* **ACTION ITEM**
Give back the material word for word, every line included.

* **SOURCE MATERIAL**
=== Section Start ===
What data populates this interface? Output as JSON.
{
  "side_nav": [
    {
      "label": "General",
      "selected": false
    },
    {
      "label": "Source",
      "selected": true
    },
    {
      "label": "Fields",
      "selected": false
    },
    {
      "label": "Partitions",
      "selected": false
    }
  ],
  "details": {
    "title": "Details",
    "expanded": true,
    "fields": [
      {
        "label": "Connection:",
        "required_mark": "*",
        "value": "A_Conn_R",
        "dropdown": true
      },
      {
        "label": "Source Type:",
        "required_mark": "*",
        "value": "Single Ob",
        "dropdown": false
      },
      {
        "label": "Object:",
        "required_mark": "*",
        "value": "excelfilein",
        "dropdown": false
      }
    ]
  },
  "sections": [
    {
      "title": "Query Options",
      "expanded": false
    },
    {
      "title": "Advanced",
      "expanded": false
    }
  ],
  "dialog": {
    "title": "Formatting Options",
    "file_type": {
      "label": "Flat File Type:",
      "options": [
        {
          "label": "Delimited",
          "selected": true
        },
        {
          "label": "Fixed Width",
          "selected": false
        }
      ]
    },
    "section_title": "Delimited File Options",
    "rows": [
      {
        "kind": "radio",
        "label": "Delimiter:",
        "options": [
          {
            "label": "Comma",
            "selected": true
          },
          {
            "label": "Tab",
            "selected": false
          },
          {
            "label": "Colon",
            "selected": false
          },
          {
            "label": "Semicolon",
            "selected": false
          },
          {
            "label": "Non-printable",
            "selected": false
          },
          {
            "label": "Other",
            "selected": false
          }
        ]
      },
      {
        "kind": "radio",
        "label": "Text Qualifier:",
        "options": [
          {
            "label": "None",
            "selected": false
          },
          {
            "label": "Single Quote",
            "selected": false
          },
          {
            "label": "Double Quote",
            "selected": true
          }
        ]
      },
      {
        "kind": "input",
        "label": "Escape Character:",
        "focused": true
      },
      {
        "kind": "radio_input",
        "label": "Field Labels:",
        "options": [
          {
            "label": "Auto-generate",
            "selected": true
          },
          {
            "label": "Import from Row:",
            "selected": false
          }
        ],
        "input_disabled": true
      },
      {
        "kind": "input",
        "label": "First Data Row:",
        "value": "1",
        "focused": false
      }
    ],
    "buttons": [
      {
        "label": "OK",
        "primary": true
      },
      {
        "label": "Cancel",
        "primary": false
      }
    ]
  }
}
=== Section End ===
* **COMPLETED TASK**
What data populates this interface? Output as JSON.
{
  "side_nav": [
    {
      "label": "General",
      "selected": false
    },
    {
      "label": "Source",
      "selected": true
    },
    {
      "label": "Fields",
      "selected": false
    },
    {
      "label": "Partitions",
      "selected": false
    }
  ],
  "details": {
    "title": "Details",
    "expanded": true,
    "fields": [
      {
        "label": "Connection:",
        "required_mark": "*",
        "value": "A_Conn_R",
        "dropdown": true
      },
      {
        "label": "Source Type:",
        "required_mark": "*",
        "value": "Single Ob",
        "dropdown": false
      },
      {
        "label": "Object:",
        "required_mark": "*",
        "value": "excelfilein",
        "dropdown": false
      }
    ]
  },
  "sections": [
    {
      "title": "Query Options",
      "expanded": false
    },
    {
      "title": "Advanced",
      "expanded": false
    }
  ],
  "dialog": {
    "title": "Formatting Options",
    "file_type": {
      "label": "Flat File Type:",
      "options": [
        {
          "label": "Delimited",
          "selected": true
        },
        {
          "label": "Fixed Width",
          "selected": false
        }
      ]
    },
    "section_title": "Delimited File Options",
    "rows": [
      {
        "kind": "radio",
        "label": "Delimiter:",
        "options": [
          {
            "label": "Comma",
            "selected": true
          },
          {
            "label": "Tab",
            "selected": false
          },
          {
            "label": "Colon",
            "selected": false
          },
          {
            "label": "Semicolon",
            "selected": false
          },
          {
            "label": "Non-printable",
            "selected": false
          },
          {
            "label": "Other",
            "selected": false
          }
        ]
      },
      {
        "kind": "radio",
        "label": "Text Qualifier:",
        "options": [
          {
            "label": "None",
            "selected": false
          },
          {
            "label": "Single Quote",
            "selected": false
          },
          {
            "label": "Double Quote",
            "selected": true
          }
        ]
      },
      {
        "kind": "input",
        "label": "Escape Character:",
        "focused": true
      },
      {
        "kind": "radio_input",
        "label": "Field Labels:",
        "options": [
          {
            "label": "Auto-generate",
            "selected": true
          },
          {
            "label": "Import from Row:",
            "selected": false
          }
        ],
        "input_disabled": true
      },
      {
        "kind": "input",
        "label": "First Data Row:",
        "value": "1",
        "focused": false
      }
    ],
    "buttons": [
      {
        "label": "OK",
        "primary": true
      },
      {
        "label": "Cancel",
        "primary": false
      }
    ]
  }
}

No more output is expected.